A merit scholarship is a financial award made toward college costs which does not have to be paid back. Such a scholarship or grant is based on academic, athletic, artistic, or other special accomplishments, such as volunteerism or writing. Merit aid may be also based on financial need but is primarily awarded on skill.
Financial aid in the past has been mostly based on need, but there is a new trend coming. Now 27 states are beginning to award their grant dollars, up to 50%, based more and more on academic talent.
The reasons are simple. Because states’ financial aid programs are being taxed by increasing numbers of applicants to their colleges and universities and by ever-higher tuition rates, narrowing the application pool for money is the solution that can keep their programs solvent. Fewer students have academic skills, determined by grades and SAT or ACT scores, than those who need money. Also, states can see that more merit monies can stem the brain drain from their state. If they can keep academically distinguished students in their state by awarding full-tuition scholarships, those students, who can be more easily accepted to selective colleges, will seek out-of-state colleges for admission much less.
This new development can encourage students to do better in high school and to keep up their grades throughout college. Also families with higher incomes can finally expect some help if their son or daughter is an achiever.
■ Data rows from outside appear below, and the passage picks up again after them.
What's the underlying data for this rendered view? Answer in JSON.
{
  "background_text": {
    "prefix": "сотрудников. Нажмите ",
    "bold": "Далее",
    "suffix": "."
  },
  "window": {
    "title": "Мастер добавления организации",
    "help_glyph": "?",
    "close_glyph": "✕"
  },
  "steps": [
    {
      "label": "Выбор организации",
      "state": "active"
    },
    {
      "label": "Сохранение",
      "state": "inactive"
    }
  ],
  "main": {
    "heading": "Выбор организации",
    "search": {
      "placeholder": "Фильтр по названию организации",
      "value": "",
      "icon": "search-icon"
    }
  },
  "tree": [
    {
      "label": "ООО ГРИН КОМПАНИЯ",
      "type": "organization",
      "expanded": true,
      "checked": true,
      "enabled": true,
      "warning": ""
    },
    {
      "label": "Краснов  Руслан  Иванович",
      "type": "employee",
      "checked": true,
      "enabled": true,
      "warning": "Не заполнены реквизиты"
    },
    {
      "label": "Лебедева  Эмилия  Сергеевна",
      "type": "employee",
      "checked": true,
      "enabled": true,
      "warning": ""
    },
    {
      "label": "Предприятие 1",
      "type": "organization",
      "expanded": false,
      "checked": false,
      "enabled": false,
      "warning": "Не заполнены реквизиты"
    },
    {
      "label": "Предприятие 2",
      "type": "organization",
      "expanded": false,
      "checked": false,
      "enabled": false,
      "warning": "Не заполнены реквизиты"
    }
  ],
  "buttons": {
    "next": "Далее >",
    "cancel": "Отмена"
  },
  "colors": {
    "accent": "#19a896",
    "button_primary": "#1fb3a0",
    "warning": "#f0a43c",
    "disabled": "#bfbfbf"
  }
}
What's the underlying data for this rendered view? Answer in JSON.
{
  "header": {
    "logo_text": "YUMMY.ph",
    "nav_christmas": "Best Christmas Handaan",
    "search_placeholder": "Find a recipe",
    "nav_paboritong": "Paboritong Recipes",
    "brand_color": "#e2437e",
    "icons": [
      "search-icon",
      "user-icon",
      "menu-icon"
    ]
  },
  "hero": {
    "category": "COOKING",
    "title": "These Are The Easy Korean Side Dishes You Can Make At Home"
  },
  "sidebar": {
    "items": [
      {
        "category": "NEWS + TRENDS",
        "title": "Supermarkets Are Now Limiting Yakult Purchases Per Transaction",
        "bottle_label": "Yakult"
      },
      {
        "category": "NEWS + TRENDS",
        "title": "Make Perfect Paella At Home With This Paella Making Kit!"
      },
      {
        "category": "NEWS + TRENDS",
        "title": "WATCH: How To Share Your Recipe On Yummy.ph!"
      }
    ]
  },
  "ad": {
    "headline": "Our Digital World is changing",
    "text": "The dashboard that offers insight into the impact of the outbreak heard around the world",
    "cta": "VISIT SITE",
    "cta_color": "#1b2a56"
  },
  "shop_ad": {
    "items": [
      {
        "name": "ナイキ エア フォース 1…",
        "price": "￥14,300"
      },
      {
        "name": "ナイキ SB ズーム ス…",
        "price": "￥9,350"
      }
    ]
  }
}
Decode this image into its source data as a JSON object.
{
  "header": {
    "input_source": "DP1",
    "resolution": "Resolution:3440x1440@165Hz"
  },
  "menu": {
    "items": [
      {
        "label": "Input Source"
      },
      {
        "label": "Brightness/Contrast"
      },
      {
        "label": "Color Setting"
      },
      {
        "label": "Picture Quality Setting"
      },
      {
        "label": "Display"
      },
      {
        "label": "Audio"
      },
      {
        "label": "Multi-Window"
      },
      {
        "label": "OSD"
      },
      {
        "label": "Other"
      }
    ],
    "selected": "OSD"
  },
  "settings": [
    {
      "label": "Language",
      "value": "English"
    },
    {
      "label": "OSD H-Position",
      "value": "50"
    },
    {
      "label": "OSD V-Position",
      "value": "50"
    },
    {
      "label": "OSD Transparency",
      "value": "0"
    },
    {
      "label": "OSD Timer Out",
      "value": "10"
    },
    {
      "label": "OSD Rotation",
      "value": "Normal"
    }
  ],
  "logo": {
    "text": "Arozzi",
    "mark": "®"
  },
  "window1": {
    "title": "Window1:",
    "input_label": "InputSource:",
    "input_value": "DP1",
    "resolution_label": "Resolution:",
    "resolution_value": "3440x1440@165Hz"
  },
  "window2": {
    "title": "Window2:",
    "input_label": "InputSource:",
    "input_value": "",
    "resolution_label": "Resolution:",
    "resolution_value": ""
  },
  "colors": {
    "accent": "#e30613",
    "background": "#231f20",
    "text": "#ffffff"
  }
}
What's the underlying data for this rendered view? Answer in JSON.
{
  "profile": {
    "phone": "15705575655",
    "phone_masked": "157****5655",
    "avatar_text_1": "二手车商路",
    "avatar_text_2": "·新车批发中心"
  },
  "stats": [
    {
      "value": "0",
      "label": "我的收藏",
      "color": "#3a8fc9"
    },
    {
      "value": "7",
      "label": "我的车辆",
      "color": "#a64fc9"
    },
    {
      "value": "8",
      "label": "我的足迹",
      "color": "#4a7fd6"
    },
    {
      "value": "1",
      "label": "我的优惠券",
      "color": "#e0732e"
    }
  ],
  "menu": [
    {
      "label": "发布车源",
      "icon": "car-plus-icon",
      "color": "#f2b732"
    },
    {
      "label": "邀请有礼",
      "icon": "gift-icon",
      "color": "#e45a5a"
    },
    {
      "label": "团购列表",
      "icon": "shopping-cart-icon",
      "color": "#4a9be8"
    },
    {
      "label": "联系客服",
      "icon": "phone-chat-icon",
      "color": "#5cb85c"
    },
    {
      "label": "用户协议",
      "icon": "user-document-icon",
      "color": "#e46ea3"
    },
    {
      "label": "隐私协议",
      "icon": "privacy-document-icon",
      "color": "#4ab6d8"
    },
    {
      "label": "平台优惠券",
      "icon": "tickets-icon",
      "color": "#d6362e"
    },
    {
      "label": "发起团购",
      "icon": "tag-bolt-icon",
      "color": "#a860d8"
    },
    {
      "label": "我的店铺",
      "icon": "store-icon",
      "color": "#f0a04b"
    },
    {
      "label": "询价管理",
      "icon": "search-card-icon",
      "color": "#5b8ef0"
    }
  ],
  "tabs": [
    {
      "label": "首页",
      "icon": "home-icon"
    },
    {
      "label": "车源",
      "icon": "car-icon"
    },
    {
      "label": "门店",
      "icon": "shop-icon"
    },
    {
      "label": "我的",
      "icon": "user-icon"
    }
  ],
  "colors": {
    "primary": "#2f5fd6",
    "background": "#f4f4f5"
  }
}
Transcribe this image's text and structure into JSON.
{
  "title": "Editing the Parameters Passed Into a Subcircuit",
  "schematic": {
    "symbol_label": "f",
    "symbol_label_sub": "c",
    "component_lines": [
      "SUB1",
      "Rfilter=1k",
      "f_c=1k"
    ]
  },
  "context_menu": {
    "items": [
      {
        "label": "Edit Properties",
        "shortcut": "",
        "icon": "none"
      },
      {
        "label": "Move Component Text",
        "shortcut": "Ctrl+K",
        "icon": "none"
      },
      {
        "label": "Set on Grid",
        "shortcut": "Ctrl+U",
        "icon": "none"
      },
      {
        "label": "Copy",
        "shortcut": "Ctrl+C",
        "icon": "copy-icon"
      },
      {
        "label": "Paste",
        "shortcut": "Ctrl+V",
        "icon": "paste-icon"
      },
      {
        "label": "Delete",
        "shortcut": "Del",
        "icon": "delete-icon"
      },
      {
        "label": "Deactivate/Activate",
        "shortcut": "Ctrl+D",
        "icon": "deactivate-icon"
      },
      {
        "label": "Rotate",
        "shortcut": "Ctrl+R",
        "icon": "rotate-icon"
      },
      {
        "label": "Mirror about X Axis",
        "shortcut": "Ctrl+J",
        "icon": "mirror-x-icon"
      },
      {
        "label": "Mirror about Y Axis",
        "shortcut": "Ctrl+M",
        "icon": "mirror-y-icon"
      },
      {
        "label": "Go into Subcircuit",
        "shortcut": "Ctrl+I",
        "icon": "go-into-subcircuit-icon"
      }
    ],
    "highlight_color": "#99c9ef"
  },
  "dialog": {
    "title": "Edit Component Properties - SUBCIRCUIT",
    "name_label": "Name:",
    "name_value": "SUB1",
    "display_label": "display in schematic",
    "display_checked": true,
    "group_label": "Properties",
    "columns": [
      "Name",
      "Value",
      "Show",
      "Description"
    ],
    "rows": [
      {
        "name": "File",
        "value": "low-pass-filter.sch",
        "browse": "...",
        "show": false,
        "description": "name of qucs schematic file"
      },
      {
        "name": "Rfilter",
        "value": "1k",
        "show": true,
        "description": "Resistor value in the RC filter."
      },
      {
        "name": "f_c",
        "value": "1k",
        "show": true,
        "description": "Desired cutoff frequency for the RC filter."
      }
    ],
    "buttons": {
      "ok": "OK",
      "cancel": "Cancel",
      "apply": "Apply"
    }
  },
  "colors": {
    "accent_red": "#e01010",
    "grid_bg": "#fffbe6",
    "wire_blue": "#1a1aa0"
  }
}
For those who have little money for college, you should know that federal grant dollars have been increased.